> [Work task]:
Keyword search on "value": report each line of the records that contains it.

──────── Data supplied ────────

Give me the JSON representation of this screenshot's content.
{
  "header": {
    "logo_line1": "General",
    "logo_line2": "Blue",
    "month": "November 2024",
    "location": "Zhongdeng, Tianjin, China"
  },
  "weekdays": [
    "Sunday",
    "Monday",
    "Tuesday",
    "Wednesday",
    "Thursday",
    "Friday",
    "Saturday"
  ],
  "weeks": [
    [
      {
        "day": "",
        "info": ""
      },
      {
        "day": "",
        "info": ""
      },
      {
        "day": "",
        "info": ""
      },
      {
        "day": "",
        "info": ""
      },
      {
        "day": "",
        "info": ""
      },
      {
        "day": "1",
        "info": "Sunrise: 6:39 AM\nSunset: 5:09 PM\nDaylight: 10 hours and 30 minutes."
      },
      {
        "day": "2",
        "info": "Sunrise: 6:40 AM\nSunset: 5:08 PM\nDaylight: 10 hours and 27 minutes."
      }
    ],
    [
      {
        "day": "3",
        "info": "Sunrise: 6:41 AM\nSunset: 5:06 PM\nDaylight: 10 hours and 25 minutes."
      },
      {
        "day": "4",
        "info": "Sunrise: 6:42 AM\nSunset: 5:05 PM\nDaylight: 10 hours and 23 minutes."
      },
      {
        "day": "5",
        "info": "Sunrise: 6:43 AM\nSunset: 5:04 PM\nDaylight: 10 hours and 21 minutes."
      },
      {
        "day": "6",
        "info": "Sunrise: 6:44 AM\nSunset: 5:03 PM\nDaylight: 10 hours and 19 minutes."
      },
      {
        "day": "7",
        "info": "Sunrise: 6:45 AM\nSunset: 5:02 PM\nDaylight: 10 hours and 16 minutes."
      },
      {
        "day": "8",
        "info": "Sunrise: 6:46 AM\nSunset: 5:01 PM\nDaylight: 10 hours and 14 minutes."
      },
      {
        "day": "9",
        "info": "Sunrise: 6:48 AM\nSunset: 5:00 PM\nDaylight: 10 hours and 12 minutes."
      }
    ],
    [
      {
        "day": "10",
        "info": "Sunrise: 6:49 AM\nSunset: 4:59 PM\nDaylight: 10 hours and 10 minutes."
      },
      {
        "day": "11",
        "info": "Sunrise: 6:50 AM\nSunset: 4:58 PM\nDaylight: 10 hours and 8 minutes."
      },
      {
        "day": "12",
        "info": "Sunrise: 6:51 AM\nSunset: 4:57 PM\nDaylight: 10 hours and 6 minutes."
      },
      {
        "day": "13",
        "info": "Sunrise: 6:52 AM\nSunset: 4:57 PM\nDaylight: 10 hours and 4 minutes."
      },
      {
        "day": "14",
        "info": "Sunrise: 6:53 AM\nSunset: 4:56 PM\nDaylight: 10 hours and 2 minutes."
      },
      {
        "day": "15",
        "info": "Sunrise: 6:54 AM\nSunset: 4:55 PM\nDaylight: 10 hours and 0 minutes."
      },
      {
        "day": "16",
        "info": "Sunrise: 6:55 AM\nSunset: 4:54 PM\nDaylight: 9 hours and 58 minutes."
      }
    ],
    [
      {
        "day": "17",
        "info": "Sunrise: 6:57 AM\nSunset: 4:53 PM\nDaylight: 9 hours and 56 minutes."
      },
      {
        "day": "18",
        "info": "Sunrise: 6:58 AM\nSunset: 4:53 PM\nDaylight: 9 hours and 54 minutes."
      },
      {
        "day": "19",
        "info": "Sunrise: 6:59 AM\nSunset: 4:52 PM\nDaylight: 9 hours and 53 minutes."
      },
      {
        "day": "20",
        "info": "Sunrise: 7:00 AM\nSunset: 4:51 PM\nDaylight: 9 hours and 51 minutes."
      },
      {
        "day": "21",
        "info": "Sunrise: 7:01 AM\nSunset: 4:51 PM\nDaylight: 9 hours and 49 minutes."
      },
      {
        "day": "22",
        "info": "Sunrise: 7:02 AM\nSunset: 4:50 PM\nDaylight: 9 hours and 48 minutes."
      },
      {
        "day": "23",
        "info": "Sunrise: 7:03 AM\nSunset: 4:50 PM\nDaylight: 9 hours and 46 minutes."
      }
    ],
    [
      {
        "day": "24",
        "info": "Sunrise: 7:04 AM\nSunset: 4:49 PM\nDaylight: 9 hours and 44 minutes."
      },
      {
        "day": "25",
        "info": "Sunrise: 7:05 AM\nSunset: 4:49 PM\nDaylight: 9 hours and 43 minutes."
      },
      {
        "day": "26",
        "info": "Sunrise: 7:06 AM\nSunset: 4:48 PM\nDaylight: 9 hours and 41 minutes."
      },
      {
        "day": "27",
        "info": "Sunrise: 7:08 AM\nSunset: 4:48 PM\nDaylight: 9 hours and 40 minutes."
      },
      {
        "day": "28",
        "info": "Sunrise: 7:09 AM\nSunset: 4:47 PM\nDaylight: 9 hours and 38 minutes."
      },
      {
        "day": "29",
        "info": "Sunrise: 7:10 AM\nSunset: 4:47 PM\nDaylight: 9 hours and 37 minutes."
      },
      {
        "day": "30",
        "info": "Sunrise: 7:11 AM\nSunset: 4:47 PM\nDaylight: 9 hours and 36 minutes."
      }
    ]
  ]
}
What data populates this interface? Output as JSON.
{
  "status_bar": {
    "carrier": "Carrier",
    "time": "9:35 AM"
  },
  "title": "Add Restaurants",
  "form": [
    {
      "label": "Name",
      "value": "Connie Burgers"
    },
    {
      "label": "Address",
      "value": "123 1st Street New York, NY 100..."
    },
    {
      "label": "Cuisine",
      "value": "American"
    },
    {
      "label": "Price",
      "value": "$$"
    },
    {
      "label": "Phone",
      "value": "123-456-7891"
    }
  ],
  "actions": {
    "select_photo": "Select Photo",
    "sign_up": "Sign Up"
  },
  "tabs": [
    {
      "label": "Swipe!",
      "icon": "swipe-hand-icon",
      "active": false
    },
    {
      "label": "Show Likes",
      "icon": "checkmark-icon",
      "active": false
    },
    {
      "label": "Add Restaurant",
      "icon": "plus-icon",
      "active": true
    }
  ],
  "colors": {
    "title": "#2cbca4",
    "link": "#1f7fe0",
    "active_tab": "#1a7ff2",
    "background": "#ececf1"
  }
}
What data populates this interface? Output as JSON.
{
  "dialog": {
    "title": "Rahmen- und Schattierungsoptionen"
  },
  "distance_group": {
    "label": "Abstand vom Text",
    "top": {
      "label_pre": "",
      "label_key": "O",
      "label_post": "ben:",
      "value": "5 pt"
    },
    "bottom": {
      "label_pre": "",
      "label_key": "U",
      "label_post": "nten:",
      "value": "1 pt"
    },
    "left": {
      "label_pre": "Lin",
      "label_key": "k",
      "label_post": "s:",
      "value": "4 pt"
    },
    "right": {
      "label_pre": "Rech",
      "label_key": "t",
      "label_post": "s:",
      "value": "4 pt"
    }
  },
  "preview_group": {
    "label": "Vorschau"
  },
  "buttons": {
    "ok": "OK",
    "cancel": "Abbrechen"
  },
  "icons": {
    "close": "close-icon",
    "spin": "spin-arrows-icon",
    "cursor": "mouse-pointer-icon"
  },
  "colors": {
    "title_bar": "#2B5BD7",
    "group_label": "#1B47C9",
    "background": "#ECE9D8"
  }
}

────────

> [Output for this task]:
      "value": "Connie Burgers"
      "value": "123 1st Street New York, NY 100..."
      "value": "American"
      "value": "$$"
      "value": "123-456-7891"
      "value": "5 pt"
      "value": "1 pt"
      "value": "4 pt"
      "value": "4 pt"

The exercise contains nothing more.